The former V8 Supercar star and road safety campaigner said the horrific head-on crash that killed eight people near Taupō yesterday highlighted the need for fresh action.
The Government regularly talked about fixing roads and speed as the key goals to improving road safety, but this hadn’t worked to lower the road toll, he said.
“The definition of insanity is to do the same thing over and over again and expect a different result,” Murphy said in a post to his Facebook page.
Improving driver training should instead become the priority, he said.
“We should all be forced to resit our drivers’ licences every 10 years at the max.”
He regularly saw experienced drivers – even those with decades of experience – develop bad habits that could be eliminated or scrutinised by periodic tests, he said.
“Retraining happens in so many different things in our lives, how come something that destroys so many lives only requires essentially a one off test for life – madness!”
The Automobile Association backed moves to encourage drivers to continually “hone their skills and training”, the group’s road safety adviser Dylan Thomsen said.
“Staying a good driver is a continual process, it is not something you just achieve and then that’s it,” he said.
However, people’s attitudes while driving was just as important.
“People can have all the skills in the world but that doesn’t do you any good if you choose to be really risky or push the limits,” he said.
“You tend to see about half of fatal crashes involving really reckless and extreme behaviour and another half involving people who are more making mistakes.”
Murphy, meanwhile, said that while the Government’s focus on building median barriers would stop motorists crossing the centreline, they couldn’t be built everywhere and wouldn’t stop crashing occurring in the first place.
Speed was also not the biggest issue, he said.
“A lot of the time it is the opposite – the amount of drivers that are driving at dangerously low speeds is concerning,” he said.
Motorists were often told to “drive to the conditions”, but were never shown exactly what this meant or how to do it, he said.
He also advised motorists to always expect the unexpected, and stay focused and avoid distractions.
The number of motorists using their phones while driving had spiralled into a dangerous epidemic over the past decade and tougher penalties were needed, he said.
Auckland instructor Harald Leeuwenburgh, who runs Automobile Association-approved defensive driving courses, said avoiding distractions and leaving a safe stopping distance were key focus points in his lessons.
“We still see a lot of people texting or eating or putting on make-up while they’re driving.

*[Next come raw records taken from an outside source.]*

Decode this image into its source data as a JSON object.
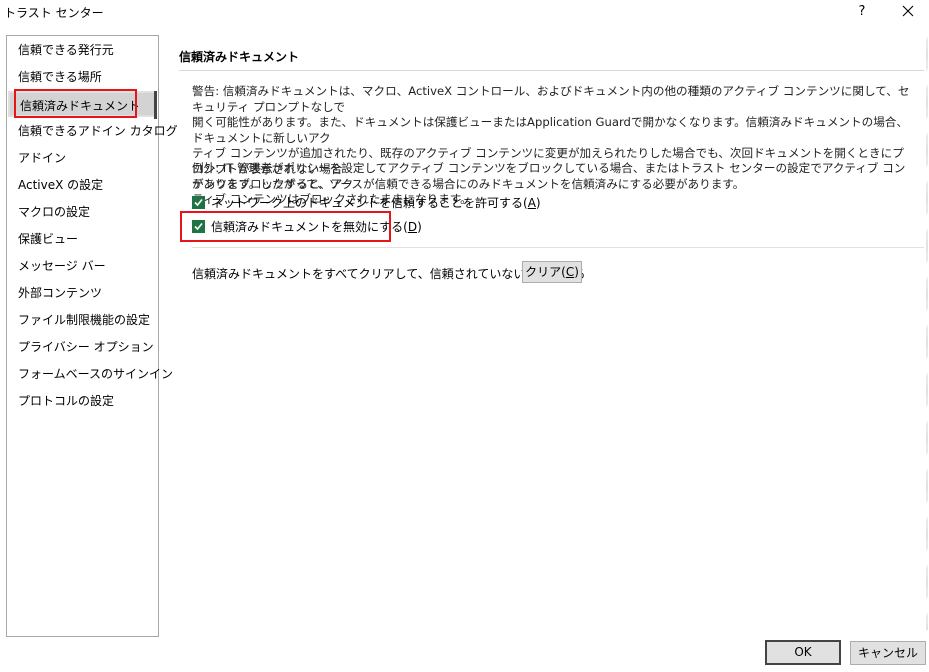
{
  "window": {
    "title": "トラスト センター",
    "help_label": "?",
    "close_icon": "close-icon"
  },
  "sidebar": {
    "items": [
      {
        "label": "信頼できる発行元"
      },
      {
        "label": "信頼できる場所"
      },
      {
        "label": "信頼済みドキュメント",
        "selected": true
      },
      {
        "label": "信頼できるアドイン カタログ"
      },
      {
        "label": "アドイン"
      },
      {
        "label": "ActiveX の設定"
      },
      {
        "label": "マクロの設定"
      },
      {
        "label": "保護ビュー"
      },
      {
        "label": "メッセージ バー"
      },
      {
        "label": "外部コンテンツ"
      },
      {
        "label": "ファイル制限機能の設定"
      },
      {
        "label": "プライバシー オプション"
      },
      {
        "label": "フォームベースのサインイン"
      },
      {
        "label": "プロトコルの設定"
      }
    ]
  },
  "main": {
    "section_title": "信頼済みドキュメント",
    "warning_lines": [
      "警告: 信頼済みドキュメントは、マクロ、ActiveX コントロール、およびドキュメント内の他の種類のアクティブ コンテンツに関して、セキュリティ プロンプトなしで",
      "開く可能性があります。また、ドキュメントは保護ビューまたはApplication Guardで開かなくなります。信頼済みドキュメントの場合、ドキュメントに新しいアク",
      "ティブ コンテンツが追加されたり、既存のアクティブ コンテンツに変更が加えられたりした場合でも、次回ドキュメントを開くときにプロンプトが表示されない場合",
      "があります。したがって、ソースが信頼できる場合にのみドキュメントを信頼済みにする必要があります。"
    ],
    "exception_lines": [
      "例外: IT 管理者がポリシーを設定してアクティブ コンテンツをブロックしている場合、またはトラスト センターの設定でアクティブ コンテンツをブロックすると、アク",
      "ティブ コンテンツはブロックされたままになります。"
    ],
    "checkbox_network": {
      "label": "ネットワーク上のドキュメントを信頼することを許可する",
      "accel": "A",
      "checked": true
    },
    "checkbox_disable": {
      "label": "信頼済みドキュメントを無効にする",
      "accel": "D",
      "checked": true
    },
    "clear_text": "信頼済みドキュメントをすべてクリアして、信頼されていない状態にする",
    "clear_button": {
      "label": "クリア",
      "accel": "C"
    }
  },
  "footer": {
    "ok_label": "OK",
    "cancel_label": "キャンセル"
  },
  "colors": {
    "checkbox_green": "#217346",
    "highlight_red": "#e8141b",
    "selected_bg": "#d3d3d3"
  }
}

“So a lot of what we’re talking about is that it is important to focus on one thing and that is driving.”
Motorists were also tending to become too reliant on technology, believing that because they are driving a “safe”, modern car they don’t need to be as cautious and can leave less following distance behind the car.
But – no matter the car – the key to avoiding accidents continued to come down to giving yourself more time to react by staying alert, looking ahead, driving to the conditions and leaving safe stopping distances, he said.
While defensive driver courses focused on preventing accidents rather than what to do in them, Leeuwenburgh said a key thing to do in dangerous head-on collisions was to take as much speed out of the crash as possible.
If given enough advance warning of a motorist potentially crossing the centreline ahead, motorists should slow down immediately and evaluate if there is a safe escape route off the road.
He also said it was important motorists knew how the technology in their cars worked.
For instance, while drivers were often told in the past to pump the brake pedal to stop their brakes locking up, this was incorrect in modern cars with ABS systems.
ABS were designed to automatically stop brakes locking up, meaning motorists should instead hit the brake hard and keep it pressed down while trying to pull up.
The NZTA website has identified the key factors to safe driving as being:
* Speed – the faster you drive, the less time you have to respond to hazards and the more likely you are to suffer serious injury in a crash
* Alcohol or drug-affected driving – consuming alcohol or other substances can impair your judgment and slow your reaction times behind the wheel
* Driver fatigue – driving when you’re tired, weary or exhausted slows your reflexes and affects your ability to concentrate and make good decisions
* Driver distraction – anything that diverts your attention for more than two seconds can significantly increase your likelihood of having a crash, e.g. mobile phone
* Giving way at intersections – failing to give way at intersections is one of the main causes of death and injury on New Zealand roads
* Safety belts – wearing a correctly fitted safety belt or child restraint reduces the risk of being killed or seriously injured in a road crash by 40 per cent.